The following photos of Efkere and the surrounding countryside are from 1998. The first picture is taken from the front of Surp Stepanos, looking across the valley to the opposite hillside, which was Western Efkere. Little more than the foundations of some buildings remain. The remainder of the photos, from Eastern Efkere, give a good sense of the current condition of the village. Most of the vintage structures have been taken down, and those that remain are largely in ruin. Still, some homes and buildings remain standing, in good condition, and are occupied.


From the Southwestern Plateau, the photograph on the left was taken in May, 2002, and shows the condition of Eastern Efkere today. Surp Stepanos, lacking its dome, is visible in the center, toward the right. The photograph on the right is taken from almost the same vantage point, and dates from prior to 1915.

The images to the right are from May, 2002, showing a view of the village from the Southwest Plateau, and the likely ruins of St. Elia's Chapel.




The Southwest Plateau. The numerous structures on the hillside are "pigeon houses". Food and water were placed at the bottom of these structures in an effort to lure pigeons, which provided the crops with valuable fertilizer. At the top of the hill, are the ruins of an old building. This may represent a part of Sp. Elia, although this is uncertain.

Eastern Efkere, January 2002. The first photograph shows a typical pre-World War 1 dwelling. This home is located approximately 60 meters northwest of Surp Stepanos.

Western Efkere, January 2002. Little more than the foundations of the buildings are left. Directly behind this hill is located Surp Garabed Monastery. It is believed that underground tunnels may have existed leading from some of the homes in Western Efkere to Surp Garabed monastery. On the upper left of the photograph, pigeon houses are again seen.

Efkere Pond (Goleti) in May 2002. It has been dammed, and its appearance may have changed significantly because of this. This was the general region of Bar Galer, where townspeople would gather for celebrations.




June 2003:
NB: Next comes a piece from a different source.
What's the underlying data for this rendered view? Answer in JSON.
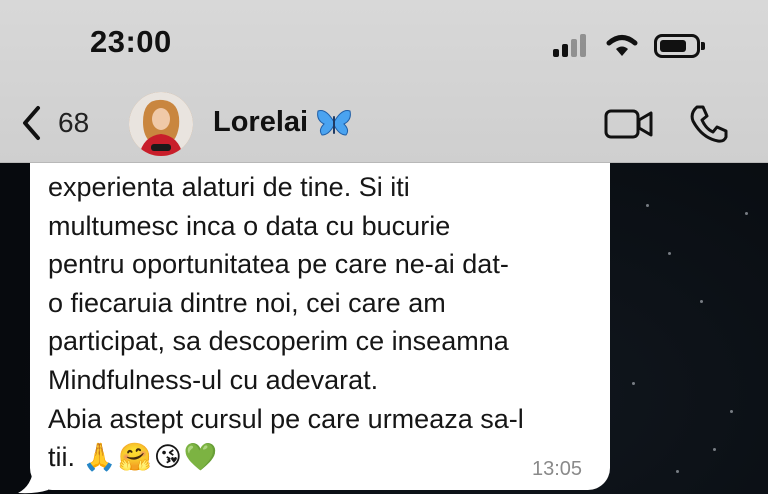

Efkere, December 2004. I am extremely grateful for the following series of photographs of Efkere, which were sent to me anonymously.


Questions or Comments? Email Dr. Jonathan Varjabedian.